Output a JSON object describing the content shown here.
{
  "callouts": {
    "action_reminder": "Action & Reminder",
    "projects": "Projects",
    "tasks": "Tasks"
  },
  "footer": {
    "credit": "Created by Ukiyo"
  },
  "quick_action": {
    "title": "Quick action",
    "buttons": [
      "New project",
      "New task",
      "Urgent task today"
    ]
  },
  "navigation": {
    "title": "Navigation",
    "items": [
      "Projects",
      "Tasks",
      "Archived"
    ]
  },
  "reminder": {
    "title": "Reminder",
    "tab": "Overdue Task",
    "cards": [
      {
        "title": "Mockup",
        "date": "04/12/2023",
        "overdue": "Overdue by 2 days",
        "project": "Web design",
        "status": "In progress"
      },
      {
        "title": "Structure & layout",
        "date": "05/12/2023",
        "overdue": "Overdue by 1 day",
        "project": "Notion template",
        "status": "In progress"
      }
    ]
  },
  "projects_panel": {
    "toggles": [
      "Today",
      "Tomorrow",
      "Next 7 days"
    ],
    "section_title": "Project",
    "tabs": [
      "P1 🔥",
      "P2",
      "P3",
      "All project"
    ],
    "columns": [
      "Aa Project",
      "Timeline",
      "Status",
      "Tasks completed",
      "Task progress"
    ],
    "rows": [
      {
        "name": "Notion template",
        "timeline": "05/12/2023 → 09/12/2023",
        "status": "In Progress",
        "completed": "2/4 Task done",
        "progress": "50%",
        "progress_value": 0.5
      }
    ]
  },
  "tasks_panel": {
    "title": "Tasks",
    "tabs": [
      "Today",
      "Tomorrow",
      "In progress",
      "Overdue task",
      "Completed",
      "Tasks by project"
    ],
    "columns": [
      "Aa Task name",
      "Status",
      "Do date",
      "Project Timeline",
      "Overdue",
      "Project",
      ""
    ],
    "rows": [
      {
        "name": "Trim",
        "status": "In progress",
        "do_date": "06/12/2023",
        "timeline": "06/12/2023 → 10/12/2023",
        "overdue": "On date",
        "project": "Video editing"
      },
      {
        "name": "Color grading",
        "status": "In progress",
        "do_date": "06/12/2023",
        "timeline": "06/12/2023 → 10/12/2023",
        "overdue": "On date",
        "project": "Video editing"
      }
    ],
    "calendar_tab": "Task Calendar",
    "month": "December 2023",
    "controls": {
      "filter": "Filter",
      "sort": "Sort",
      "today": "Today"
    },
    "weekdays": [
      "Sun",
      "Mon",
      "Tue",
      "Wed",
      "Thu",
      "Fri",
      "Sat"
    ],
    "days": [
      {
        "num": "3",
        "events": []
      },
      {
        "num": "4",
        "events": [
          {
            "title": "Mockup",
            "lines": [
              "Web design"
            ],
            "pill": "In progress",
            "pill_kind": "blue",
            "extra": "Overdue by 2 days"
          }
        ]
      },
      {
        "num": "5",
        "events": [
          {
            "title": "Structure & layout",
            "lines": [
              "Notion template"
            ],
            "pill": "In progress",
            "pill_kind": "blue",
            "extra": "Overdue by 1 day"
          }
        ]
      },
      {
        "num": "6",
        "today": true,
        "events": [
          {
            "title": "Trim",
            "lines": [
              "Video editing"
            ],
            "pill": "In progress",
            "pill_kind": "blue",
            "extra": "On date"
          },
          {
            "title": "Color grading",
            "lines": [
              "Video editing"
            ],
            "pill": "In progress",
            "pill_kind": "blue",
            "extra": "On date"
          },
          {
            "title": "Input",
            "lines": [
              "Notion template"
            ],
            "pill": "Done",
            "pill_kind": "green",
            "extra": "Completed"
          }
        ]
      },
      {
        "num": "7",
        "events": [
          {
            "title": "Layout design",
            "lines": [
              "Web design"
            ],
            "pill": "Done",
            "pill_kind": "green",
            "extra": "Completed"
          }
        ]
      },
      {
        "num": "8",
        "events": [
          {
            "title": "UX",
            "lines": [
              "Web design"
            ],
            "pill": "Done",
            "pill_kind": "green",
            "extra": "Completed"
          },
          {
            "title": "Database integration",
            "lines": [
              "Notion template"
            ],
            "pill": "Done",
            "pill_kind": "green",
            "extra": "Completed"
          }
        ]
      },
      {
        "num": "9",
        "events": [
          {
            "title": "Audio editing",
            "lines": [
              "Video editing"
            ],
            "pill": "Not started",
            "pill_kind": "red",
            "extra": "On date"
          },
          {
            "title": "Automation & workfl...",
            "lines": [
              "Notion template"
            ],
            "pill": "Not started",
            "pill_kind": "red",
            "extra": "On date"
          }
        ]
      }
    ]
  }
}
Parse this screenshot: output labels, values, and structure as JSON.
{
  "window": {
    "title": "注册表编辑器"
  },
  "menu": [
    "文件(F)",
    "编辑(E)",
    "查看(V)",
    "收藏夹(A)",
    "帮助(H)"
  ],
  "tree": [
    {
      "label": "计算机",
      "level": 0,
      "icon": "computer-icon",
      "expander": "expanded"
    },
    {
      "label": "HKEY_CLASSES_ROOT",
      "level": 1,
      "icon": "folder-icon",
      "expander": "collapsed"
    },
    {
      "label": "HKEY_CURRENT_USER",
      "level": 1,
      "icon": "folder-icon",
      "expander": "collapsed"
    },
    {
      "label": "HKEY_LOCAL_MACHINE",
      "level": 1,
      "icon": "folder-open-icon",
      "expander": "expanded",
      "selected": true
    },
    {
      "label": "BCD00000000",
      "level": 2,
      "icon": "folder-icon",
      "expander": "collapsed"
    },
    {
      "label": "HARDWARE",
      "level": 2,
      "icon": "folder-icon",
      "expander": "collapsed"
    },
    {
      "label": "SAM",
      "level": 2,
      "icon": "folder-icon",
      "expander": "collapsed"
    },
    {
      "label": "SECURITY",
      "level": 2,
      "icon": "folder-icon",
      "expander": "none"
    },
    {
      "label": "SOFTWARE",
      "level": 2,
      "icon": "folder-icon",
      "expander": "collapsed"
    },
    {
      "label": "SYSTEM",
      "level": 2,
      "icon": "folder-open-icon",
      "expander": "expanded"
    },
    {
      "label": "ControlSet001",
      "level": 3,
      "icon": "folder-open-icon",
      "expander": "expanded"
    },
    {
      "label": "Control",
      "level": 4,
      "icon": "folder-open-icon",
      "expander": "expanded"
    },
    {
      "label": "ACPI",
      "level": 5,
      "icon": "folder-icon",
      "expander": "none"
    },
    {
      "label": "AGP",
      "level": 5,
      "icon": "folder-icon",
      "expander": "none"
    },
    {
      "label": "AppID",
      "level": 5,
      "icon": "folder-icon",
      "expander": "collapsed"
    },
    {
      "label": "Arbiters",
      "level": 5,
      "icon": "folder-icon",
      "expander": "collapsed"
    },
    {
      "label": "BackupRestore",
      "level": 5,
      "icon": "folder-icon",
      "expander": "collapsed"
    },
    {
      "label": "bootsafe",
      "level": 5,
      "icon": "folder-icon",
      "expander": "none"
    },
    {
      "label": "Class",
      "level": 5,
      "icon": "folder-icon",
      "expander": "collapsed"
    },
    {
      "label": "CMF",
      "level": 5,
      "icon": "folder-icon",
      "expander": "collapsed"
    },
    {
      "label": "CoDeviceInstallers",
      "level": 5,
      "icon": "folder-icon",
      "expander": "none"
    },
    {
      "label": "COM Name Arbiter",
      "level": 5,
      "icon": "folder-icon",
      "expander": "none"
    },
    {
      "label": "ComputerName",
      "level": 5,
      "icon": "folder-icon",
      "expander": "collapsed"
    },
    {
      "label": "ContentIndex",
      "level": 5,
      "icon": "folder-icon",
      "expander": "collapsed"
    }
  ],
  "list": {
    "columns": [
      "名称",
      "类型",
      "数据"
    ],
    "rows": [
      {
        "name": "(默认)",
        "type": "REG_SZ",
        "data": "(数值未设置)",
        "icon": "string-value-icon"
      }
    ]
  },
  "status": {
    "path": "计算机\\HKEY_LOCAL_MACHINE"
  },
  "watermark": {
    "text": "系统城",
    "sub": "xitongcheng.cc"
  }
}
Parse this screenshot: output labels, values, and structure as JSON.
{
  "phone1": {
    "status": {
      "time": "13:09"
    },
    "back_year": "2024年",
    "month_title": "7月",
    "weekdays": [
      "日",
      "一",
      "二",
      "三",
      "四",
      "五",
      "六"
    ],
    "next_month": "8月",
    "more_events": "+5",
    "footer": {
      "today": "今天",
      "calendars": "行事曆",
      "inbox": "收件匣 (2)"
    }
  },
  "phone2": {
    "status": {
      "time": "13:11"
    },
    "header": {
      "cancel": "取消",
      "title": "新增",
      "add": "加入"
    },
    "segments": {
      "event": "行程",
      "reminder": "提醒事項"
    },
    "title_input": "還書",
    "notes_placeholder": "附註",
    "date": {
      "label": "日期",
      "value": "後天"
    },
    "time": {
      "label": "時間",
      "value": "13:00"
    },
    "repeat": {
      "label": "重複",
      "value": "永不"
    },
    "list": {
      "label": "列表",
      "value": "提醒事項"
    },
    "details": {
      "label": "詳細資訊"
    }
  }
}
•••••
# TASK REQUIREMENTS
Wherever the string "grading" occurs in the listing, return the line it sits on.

# OUTPUT FOR THIS TASK
        "name": "Color grading",
            "title": "Color grading",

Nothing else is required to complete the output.